Data items:
━━━━
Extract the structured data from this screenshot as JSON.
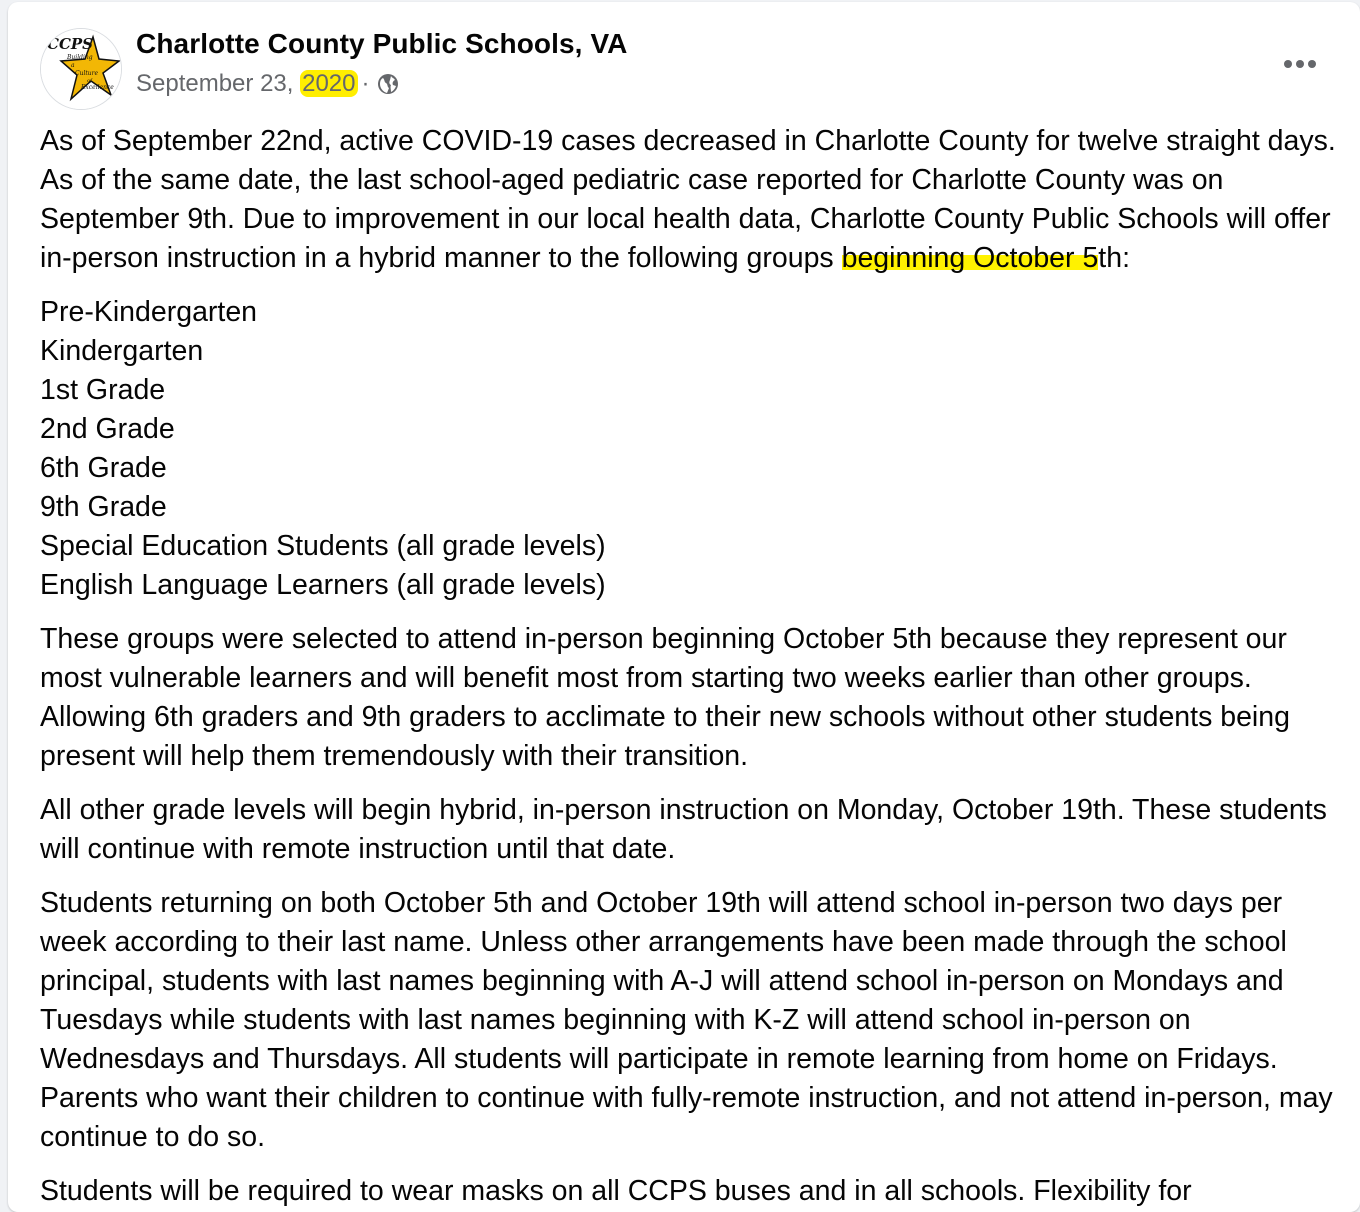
{
  "post": {
    "page_name": "Charlotte County Public Schools, VA",
    "date_prefix": "September 23, ",
    "date_year": "2020",
    "privacy_icon": "globe-icon",
    "more_icon": "more-options-icon",
    "avatar_logo_text": "CCPS",
    "avatar_tagline": [
      "Building",
      "Culture",
      "of",
      "Excellence"
    ]
  },
  "paragraphs": {
    "p1_main": "As of September 22nd, active COVID-19 cases decreased in Charlotte County for twelve straight days. As of the same date, the last school-aged pediatric case reported for Charlotte County was on September 9th. Due to improvement in our local health data, Charlotte County Public Schools will offer in-person instruction in a hybrid manner to the following groups ",
    "p1_highlight": "beginning October 5",
    "p1_end": "th:",
    "groups": [
      "Pre-Kindergarten",
      "Kindergarten",
      "1st Grade",
      "2nd Grade",
      "6th Grade",
      "9th Grade",
      "Special Education Students (all grade levels)",
      "English Language Learners (all grade levels)"
    ],
    "p2": "These groups were selected to attend in-person beginning October 5th because they represent our most vulnerable learners and will benefit most from starting two weeks earlier than other groups. Allowing 6th graders and 9th graders to acclimate to their new schools without other students being present will help them tremendously with their transition.",
    "p3": "All other grade levels will begin hybrid, in-person instruction on Monday, October 19th. These students will continue with remote instruction until that date.",
    "p4": "Students returning on both October 5th and October 19th will attend school in-person two days per week according to their last name. Unless other arrangements have been made through the school principal, students with last names beginning with A-J will attend school in-person on Mondays and Tuesdays while students with last names beginning with K-Z will attend school in-person on Wednesdays and Thursdays. All students will participate in remote learning from home on Fridays. Parents who want their children to continue with fully-remote instruction, and not attend in-person, may continue to do so.",
    "p5": "Students will be required to wear masks on all CCPS buses and in all schools. Flexibility for"
  },
  "colors": {
    "highlight": "#fff200",
    "meta_text": "#65676b",
    "logo_star": "#f2b705"
  }
}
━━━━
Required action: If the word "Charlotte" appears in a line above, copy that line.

Solution for this problem:
    "page_name": "Charlotte County Public Schools, VA",
    "p1_main": "As of September 22nd, active COVID-19 cases decreased in Charlotte County for twelve straight days. As of the same date, the last school-aged pediatric case reported for Charlotte County was on September 9th. Due to improvement in our local health data, Charlotte County Public Schools will offer in-person instruction in a hybrid manner to the following groups ",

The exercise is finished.